Facing the second half of his term, the 44th President can learn much from the 33rd. As different as Barack Obama is in philosophy, temperament and style from Harry Truman, he faces similar challenges
But there is one crucial difference: Truman was a bare-knuckles fighter and, as E. J. Dionne puts it, Obama will “soon have to decide whether he wants to be a negotiator or a leader.”
It’s sad to see John Boehner, of all people, as the one aping Truman by calling Democratic maneuvers on the tax cut “chicken crap.” If Obama is above this level of discourse, he has to find his own way of dealing with it.
The larger problem is for the President to get beyond his professorial, open-minded manner and find his fighting voice. Truman overcame abysmal approval ratings in 1948 by railing against a “Do Nothing Congress” in language that reflected his anger and passion for social justice.
As a tutorial in how “Give ’em Hell, Harry” did it, start with excerpts from his acceptance speech at the convention:
“The Republican Party…favors the privileged few and not the common everyday man. Ever since its inception, that party has been under the control of special privilege; and they have completely proved it in the 80th Congress. They proved it by the things they did to the people, and not for them. They proved it by the things they failed to do…
“Now everybody likes to have low taxes, but we must reduce the national debt in times of prosperity. And when tax relief can be given, it ought to go to those who need it most, and not those who need it least, as this Republican rich man’s tax bill did when they passed it over my veto on the third try.
“The first one of these was so rotten that they couldn’t even stomach it themselves. They finally did send one that was somewhat improved, but it still helps the rich and sticks a knife into the back of the poor…”

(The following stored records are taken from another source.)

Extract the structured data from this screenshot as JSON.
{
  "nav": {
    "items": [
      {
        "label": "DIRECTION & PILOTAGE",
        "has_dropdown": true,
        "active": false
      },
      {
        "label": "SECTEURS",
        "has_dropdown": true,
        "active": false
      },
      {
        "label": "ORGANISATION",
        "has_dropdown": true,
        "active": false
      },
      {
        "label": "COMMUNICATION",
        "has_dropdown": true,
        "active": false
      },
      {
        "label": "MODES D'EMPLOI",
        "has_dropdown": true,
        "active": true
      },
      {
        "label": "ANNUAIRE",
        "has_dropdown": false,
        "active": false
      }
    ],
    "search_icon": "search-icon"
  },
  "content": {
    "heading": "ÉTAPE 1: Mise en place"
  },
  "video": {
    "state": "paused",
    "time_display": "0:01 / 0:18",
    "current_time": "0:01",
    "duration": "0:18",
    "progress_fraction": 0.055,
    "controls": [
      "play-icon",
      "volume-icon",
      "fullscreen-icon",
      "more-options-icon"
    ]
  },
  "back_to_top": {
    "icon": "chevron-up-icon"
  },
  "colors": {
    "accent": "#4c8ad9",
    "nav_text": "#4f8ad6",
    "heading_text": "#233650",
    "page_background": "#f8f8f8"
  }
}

In the runup to 2012, Barack Obama must make this same argument to the American people. In his elegant way with words, he can perhaps phrase it with more finesse. But the passion has to be there.
More on Obama leadership HERE.